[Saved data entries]
+===+

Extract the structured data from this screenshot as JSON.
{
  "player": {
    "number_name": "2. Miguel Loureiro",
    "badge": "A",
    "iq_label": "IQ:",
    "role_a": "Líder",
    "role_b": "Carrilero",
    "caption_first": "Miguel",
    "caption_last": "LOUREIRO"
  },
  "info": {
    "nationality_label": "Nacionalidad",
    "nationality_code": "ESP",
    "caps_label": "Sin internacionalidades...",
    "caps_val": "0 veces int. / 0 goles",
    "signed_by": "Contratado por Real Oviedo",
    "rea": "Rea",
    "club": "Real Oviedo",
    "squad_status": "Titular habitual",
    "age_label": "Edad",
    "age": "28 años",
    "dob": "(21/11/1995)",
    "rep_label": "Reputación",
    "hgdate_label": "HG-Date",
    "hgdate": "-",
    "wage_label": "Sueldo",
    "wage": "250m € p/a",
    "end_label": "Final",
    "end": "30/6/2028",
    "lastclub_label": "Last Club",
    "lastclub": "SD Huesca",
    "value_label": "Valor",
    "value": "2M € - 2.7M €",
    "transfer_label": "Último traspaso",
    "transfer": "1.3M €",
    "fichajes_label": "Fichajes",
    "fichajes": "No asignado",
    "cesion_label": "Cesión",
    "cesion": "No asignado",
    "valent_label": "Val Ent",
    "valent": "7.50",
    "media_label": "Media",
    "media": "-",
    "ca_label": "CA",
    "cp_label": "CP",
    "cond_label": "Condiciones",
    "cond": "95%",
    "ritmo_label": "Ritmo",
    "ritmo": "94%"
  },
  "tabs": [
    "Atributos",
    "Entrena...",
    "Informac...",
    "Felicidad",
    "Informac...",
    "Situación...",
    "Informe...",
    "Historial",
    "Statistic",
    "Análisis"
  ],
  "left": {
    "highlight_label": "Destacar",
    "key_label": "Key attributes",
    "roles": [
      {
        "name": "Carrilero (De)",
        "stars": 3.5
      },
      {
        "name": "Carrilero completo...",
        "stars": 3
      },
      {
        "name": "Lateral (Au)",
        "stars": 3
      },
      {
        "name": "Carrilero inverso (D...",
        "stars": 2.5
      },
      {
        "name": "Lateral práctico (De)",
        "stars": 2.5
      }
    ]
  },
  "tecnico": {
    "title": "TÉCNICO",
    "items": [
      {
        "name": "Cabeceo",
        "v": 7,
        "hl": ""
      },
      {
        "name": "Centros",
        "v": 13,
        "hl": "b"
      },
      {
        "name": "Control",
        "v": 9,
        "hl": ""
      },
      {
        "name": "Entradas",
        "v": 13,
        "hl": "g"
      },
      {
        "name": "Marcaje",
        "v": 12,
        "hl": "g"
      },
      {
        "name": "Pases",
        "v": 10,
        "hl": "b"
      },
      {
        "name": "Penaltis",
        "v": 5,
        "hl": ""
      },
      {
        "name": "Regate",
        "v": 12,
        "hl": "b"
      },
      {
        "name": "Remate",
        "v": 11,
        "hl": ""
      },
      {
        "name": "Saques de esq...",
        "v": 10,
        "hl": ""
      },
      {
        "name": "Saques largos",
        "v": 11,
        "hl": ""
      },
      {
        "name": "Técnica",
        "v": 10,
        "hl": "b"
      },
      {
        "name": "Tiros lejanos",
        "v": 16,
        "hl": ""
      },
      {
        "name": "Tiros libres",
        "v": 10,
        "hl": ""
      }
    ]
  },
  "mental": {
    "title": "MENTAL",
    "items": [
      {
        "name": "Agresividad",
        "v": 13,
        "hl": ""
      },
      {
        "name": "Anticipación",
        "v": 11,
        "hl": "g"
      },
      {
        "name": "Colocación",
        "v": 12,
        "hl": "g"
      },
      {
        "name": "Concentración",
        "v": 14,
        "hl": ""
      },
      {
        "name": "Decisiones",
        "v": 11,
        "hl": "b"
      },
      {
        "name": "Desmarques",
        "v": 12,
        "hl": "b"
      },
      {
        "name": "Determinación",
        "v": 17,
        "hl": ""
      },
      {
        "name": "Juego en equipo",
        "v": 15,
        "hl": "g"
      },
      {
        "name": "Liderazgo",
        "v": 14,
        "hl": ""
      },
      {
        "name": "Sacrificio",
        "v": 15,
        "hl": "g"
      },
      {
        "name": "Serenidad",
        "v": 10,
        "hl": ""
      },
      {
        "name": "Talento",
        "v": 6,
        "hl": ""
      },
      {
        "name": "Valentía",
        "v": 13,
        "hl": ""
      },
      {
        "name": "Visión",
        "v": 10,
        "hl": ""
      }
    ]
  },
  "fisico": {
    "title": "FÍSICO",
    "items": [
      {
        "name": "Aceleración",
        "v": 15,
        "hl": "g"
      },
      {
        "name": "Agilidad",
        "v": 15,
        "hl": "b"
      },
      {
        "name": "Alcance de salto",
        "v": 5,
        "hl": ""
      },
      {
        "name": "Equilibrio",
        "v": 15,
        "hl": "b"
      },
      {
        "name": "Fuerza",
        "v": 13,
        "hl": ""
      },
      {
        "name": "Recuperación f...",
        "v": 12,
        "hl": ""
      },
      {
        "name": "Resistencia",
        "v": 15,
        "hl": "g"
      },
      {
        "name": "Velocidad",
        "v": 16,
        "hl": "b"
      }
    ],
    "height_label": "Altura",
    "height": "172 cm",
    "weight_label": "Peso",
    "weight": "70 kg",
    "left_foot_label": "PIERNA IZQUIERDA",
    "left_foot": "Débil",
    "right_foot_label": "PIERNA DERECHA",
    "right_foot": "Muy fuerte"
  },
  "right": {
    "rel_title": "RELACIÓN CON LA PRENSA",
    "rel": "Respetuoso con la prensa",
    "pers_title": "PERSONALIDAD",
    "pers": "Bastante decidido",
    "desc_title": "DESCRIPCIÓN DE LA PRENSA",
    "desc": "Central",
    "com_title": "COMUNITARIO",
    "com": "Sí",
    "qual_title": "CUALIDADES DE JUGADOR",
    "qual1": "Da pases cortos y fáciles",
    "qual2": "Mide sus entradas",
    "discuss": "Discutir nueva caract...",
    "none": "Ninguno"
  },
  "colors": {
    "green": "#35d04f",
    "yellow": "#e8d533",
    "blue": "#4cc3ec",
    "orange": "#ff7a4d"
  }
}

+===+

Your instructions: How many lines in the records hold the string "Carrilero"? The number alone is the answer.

Solution: 4